:: What the task asks ::
Look for the string "applications" in the listing. Copy each line that has it.
.....
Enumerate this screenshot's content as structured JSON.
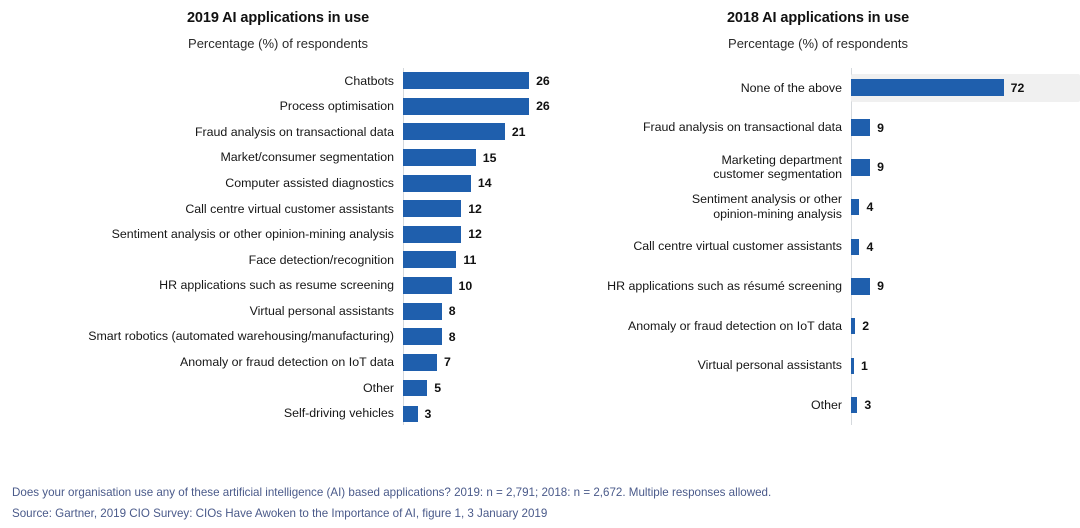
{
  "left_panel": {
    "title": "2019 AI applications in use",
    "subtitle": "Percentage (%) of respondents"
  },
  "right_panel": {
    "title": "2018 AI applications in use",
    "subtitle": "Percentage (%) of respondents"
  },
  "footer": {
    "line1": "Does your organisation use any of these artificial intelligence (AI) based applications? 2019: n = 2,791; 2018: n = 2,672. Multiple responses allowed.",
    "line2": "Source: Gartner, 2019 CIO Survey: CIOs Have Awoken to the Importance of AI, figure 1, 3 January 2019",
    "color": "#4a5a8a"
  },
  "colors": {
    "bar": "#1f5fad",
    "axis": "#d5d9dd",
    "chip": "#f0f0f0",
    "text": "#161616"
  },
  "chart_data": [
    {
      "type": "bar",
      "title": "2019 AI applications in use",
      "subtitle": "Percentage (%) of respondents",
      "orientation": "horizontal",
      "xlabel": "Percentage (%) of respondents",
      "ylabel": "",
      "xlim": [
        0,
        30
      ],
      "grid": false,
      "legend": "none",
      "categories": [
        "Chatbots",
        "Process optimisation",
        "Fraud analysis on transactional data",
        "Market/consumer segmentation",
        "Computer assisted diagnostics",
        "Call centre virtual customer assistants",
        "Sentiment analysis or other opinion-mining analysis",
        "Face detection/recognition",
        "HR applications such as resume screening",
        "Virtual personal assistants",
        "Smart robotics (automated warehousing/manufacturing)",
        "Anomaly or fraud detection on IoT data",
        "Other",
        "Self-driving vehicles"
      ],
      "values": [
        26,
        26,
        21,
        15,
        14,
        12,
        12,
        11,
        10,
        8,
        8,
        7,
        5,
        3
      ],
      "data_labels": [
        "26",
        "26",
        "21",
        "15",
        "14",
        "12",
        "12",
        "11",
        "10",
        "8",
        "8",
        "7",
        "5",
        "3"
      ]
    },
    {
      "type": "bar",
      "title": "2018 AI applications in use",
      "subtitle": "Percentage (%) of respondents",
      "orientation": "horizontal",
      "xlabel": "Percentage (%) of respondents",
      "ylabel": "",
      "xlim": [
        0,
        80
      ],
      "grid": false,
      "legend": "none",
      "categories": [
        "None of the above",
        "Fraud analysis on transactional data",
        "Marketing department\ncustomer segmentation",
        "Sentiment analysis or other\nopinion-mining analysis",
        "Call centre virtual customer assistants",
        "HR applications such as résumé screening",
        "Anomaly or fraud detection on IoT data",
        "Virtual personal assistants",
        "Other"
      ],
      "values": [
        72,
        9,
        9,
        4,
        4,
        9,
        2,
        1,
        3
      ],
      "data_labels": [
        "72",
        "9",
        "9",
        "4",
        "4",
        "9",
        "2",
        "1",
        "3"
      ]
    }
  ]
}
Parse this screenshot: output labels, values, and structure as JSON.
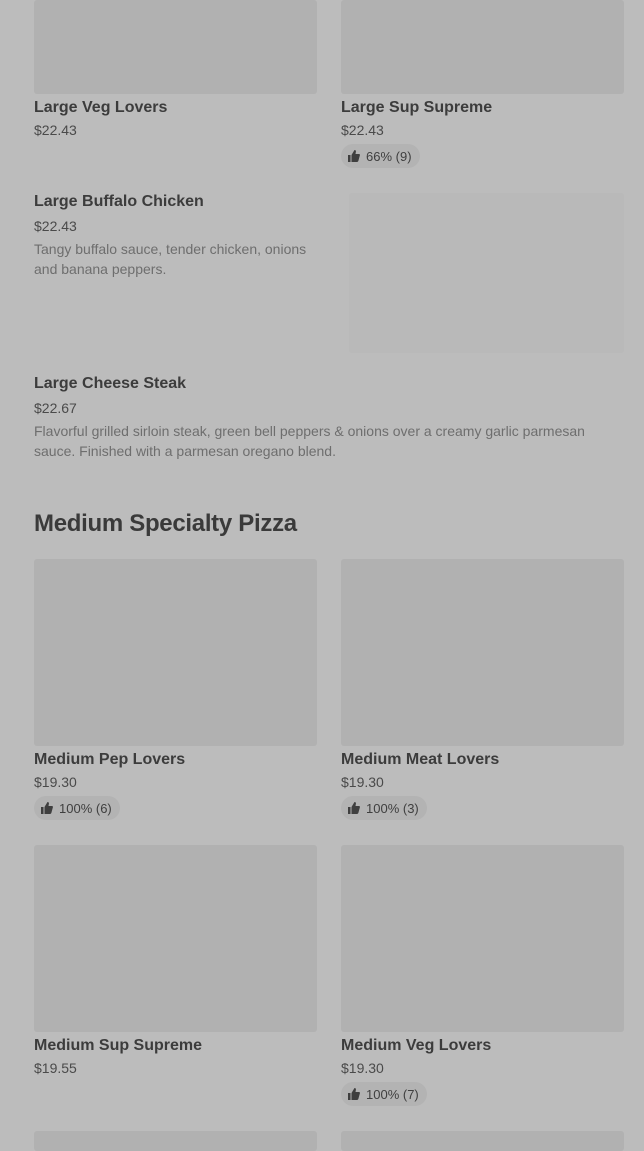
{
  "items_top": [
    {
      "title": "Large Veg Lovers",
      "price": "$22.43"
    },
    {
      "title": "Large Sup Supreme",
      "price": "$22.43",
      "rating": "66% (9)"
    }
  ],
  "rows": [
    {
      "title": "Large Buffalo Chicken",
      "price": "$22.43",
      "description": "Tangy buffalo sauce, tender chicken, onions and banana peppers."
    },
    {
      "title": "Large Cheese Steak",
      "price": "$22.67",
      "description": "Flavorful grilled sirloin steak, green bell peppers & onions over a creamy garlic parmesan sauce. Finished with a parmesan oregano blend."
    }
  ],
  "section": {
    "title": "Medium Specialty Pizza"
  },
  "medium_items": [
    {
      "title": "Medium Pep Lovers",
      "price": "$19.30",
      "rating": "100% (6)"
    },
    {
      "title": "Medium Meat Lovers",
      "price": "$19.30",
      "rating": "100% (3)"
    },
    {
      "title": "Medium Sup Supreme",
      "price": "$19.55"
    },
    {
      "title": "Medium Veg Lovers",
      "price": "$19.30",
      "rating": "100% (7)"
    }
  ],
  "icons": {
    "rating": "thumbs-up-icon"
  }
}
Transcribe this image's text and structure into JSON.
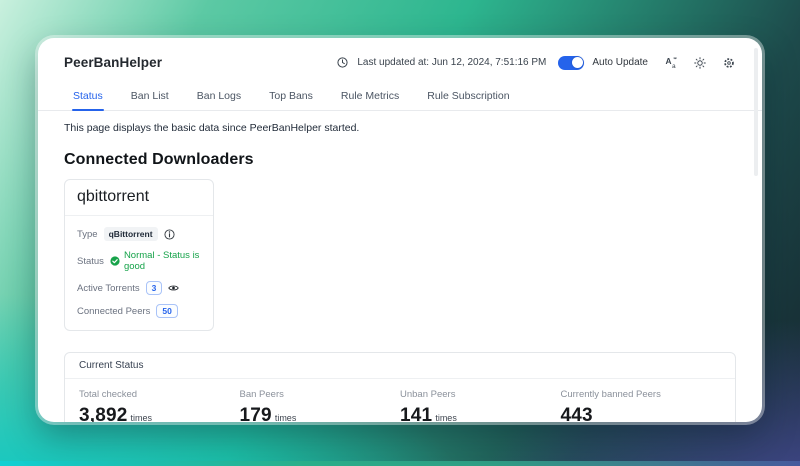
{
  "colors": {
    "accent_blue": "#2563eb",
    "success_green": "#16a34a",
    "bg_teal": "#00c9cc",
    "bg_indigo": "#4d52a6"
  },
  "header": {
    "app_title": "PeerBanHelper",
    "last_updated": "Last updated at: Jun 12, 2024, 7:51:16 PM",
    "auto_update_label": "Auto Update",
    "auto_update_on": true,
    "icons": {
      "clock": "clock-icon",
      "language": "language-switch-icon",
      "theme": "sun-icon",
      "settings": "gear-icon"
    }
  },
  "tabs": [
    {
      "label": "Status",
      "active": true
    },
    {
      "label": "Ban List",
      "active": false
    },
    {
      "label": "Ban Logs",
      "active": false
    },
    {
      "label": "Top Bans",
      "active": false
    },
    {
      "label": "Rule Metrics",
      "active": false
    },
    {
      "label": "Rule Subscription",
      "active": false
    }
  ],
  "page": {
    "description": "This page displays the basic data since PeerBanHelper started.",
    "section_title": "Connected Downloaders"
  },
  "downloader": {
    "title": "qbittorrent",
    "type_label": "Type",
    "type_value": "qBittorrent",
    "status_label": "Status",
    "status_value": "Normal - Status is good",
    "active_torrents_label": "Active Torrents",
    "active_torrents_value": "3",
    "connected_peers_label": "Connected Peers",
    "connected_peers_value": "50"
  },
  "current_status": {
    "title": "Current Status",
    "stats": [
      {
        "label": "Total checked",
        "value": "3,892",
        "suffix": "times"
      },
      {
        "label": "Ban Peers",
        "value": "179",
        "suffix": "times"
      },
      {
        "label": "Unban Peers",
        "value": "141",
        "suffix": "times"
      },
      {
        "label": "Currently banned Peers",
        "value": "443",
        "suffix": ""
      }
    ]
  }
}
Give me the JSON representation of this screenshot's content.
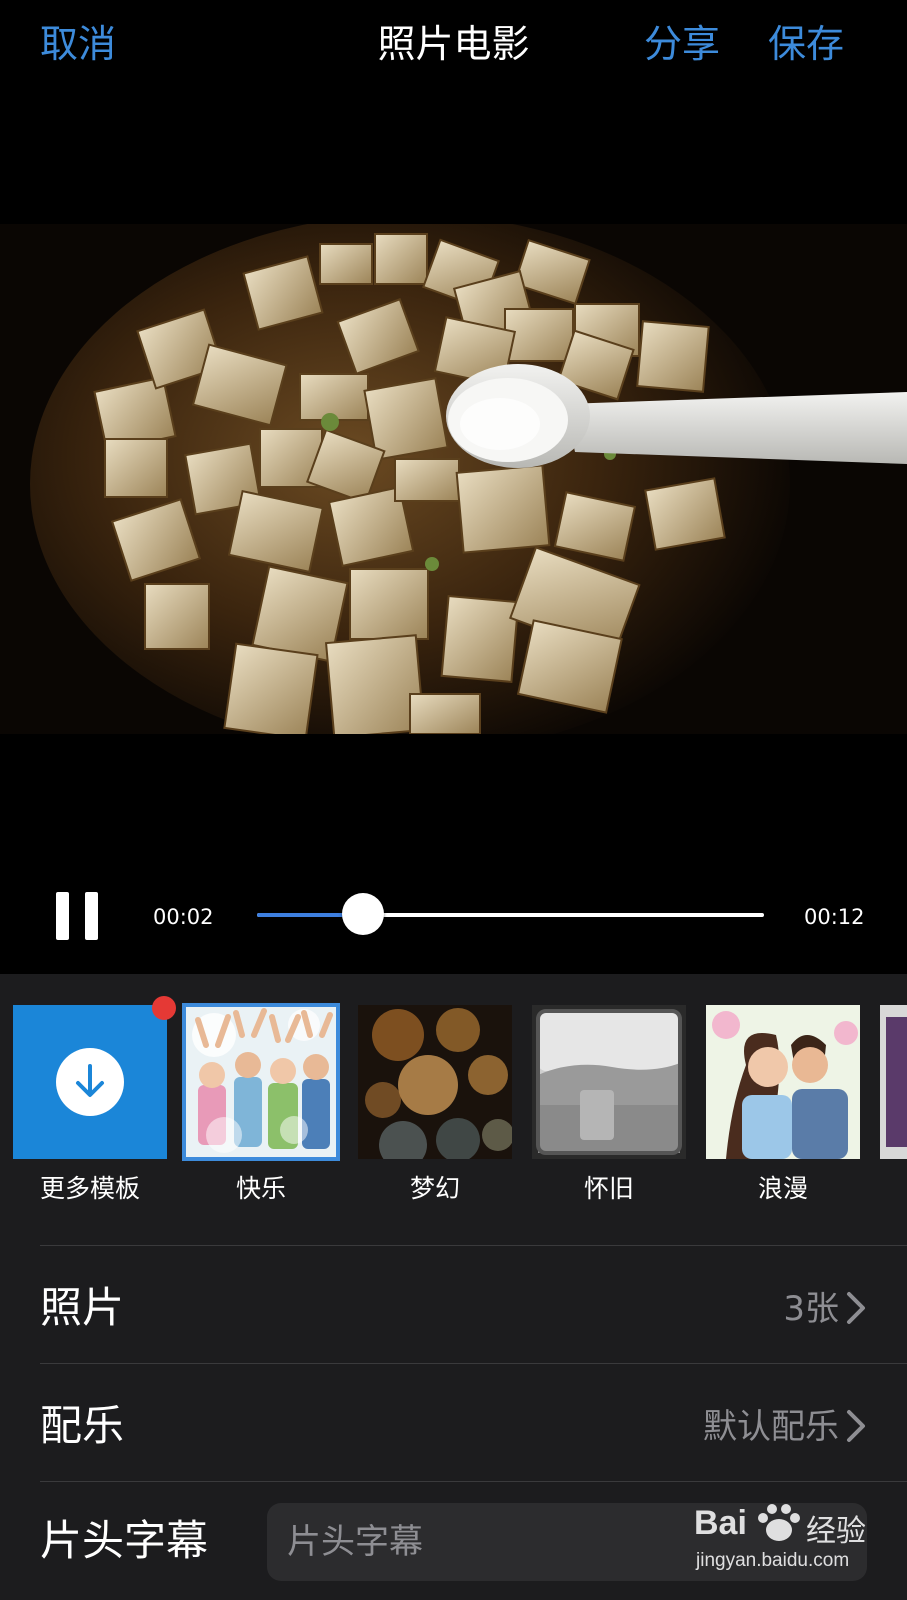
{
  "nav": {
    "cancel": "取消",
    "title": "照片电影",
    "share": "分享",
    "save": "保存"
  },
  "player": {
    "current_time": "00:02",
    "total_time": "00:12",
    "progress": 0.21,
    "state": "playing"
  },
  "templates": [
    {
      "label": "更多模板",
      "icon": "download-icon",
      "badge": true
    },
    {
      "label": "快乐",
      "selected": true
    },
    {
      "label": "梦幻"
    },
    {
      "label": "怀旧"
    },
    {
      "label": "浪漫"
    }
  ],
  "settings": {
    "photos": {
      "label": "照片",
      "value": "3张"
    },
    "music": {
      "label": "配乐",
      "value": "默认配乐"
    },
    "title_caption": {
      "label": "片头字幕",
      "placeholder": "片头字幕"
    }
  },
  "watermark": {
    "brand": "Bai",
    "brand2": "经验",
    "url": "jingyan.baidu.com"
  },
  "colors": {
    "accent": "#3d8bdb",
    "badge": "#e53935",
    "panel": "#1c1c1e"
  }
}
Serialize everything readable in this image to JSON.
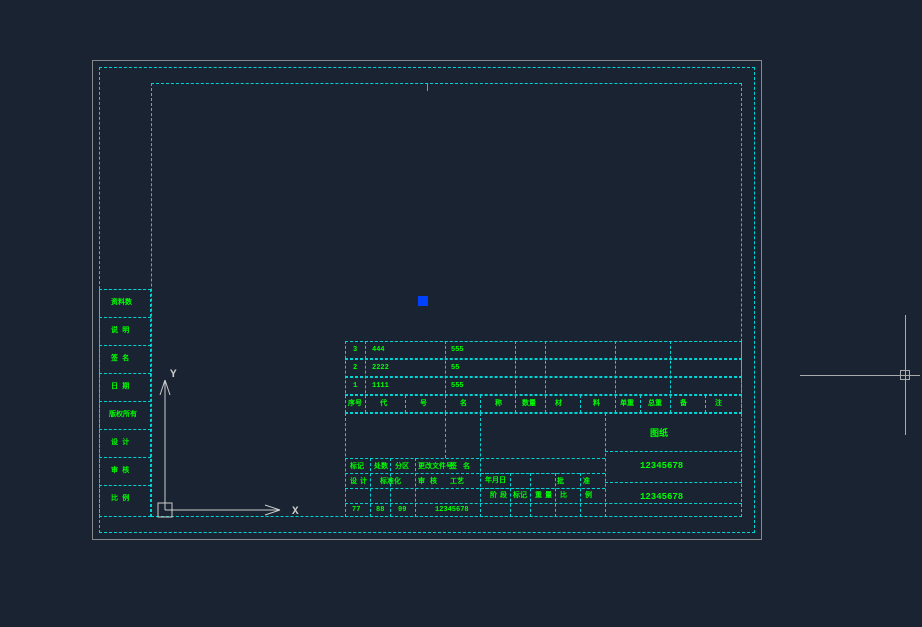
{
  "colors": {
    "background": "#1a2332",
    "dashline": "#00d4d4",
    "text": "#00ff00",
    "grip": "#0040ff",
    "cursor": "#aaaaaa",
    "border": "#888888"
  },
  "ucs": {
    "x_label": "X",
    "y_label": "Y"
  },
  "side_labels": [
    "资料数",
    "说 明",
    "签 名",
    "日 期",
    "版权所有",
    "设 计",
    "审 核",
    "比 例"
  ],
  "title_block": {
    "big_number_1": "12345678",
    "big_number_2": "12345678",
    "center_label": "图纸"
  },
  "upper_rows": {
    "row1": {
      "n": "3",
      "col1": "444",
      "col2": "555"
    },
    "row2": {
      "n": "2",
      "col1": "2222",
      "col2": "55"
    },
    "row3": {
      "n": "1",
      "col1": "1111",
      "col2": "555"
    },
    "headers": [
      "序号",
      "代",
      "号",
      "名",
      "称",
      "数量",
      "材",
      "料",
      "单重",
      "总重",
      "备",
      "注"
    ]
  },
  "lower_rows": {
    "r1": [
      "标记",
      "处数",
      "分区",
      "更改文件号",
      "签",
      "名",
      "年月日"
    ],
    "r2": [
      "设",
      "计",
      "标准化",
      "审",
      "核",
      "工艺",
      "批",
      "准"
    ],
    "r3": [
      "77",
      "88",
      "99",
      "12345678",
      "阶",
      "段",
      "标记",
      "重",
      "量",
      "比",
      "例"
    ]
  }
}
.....
:: Answer to the exercise ::
    "title": "2019 AI applications in use",
    "title": "2018 AI applications in use",
    "line1": "Does your organisation use any of these artificial intelligence (AI) based applications? 2019: n = 2,791; 2018: n = 2,672. Multiple responses allowed.",
      "title": "2019 AI applications in use",
        "HR applications such as resume screening",
      "title": "2018 AI applications in use",
        "HR applications such as résumé screening",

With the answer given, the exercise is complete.